agree with his suggestion for smaller pots at the top of the town. Less cutting of
the grass along the riverbank is suggested but I wonder how tidy this area would
appear if it were allowed to grow wild. However his/her praise for the efforts at
improving and maintaining good water quality was earned and deserved by the work
of Enda Fields and Co. Being realistic one must ask why can the Spring Clean-ups
turn up such a volume of ‘rubbish’ and ‘waste’ each year. It is obvious that there
are a lot of people not caring about the environment or water quality when they dump
such rubbish in the feeder river for our water source on an on-going basis. He/she
asked if Corracrin School was involved in the Green Flag initiative and I would ask
if they visited the school to see the Green Flag flying?
Overhead wires have always been a bug-bear for Emyvale in the Tidy Towns and this
is beyond the control of Monaghan Co Co or the local committee. Other statuary bodies
have the final say and must pay for whatever is done. As many as was possible were
put underground in recent years but it would be nice to see all gone from overhead.
Main Street is, as I have said, a Primary Route and has massive traffic flows daily.
This causes numerous and very difficult problems for the committee but it is obvious
that the areas off Main Street in the various housing estates are being maintained
in an excellent manner and that this could be replicated on Main Street were it not
such a busy road.
Regarding the approach roads the report stated - ‘You are commended in your efforts
to curtail cheap advertising signage as this degrades the shared public space’. Indeed
roadside advertising was a reason for us losing marks last year and it was heartening
that they noticed the change this year. I would hope that the roadside would remain
free all year round as it is a distraction for drivers especially when placed near
corners and usually contains so much information in small print that one cannot read
it anyway but it does make you take your eyes and concentration from the road ahead.
The report also recommends the installation of Traffic Ramps on Main Street.
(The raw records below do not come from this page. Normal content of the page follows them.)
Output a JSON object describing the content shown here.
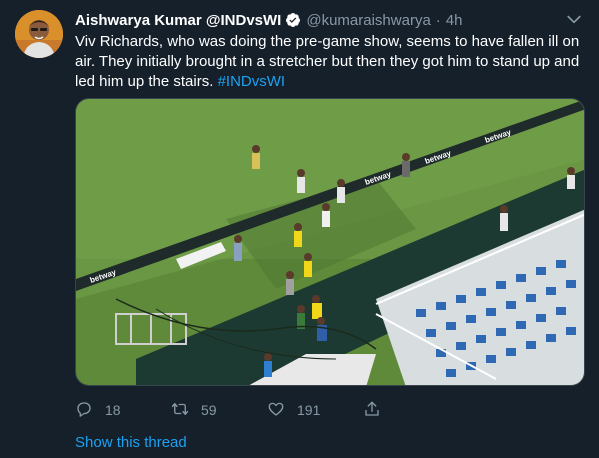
{
  "tweet": {
    "author_name": "Aishwarya Kumar @INDvsWI",
    "handle": "@kumaraishwarya",
    "separator": "·",
    "time": "4h",
    "text": "Viv Richards, who was doing the pre-game show, seems to have fallen ill on air. They initially brought in a stretcher but then they got him to stand up and led him up the stairs.",
    "hashtag": "#INDvsWI"
  },
  "media": {
    "hoarding_text": "betway"
  },
  "actions": {
    "reply_count": "18",
    "retweet_count": "59",
    "like_count": "191"
  },
  "thread_link": "Show this thread",
  "icons": {
    "verified": "verified-badge-icon",
    "more": "chevron-down-icon",
    "reply": "reply-icon",
    "retweet": "retweet-icon",
    "like": "heart-icon",
    "share": "share-icon"
  },
  "colors": {
    "background": "#15202b",
    "text": "#ffffff",
    "secondary": "#8899a6",
    "accent": "#1da1f2"
  }
}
I am
not so sure that those living on Main Street would appreciate Ramps and the traffic
noise of large lorries going over the ramps at all hours of day and night would be
hard to listen to and sleep through. Indeed at the moment the traffic crossing manhole
covers on Main Street, which are sunken below the tarmac, make sufficient noise to
cause annoyance. As well the TII would not be in favour of Ramps on a Primary Route.
I was unaware that the Tidy Towns adjudicators took safety into consideration but
the best way to slow traffic is to have regular check-points or speed checks on the
street and the message would soon get out.
I was a little disappointed with the Report and especially the fact that there were
no ‘Conclusions’ or general overview.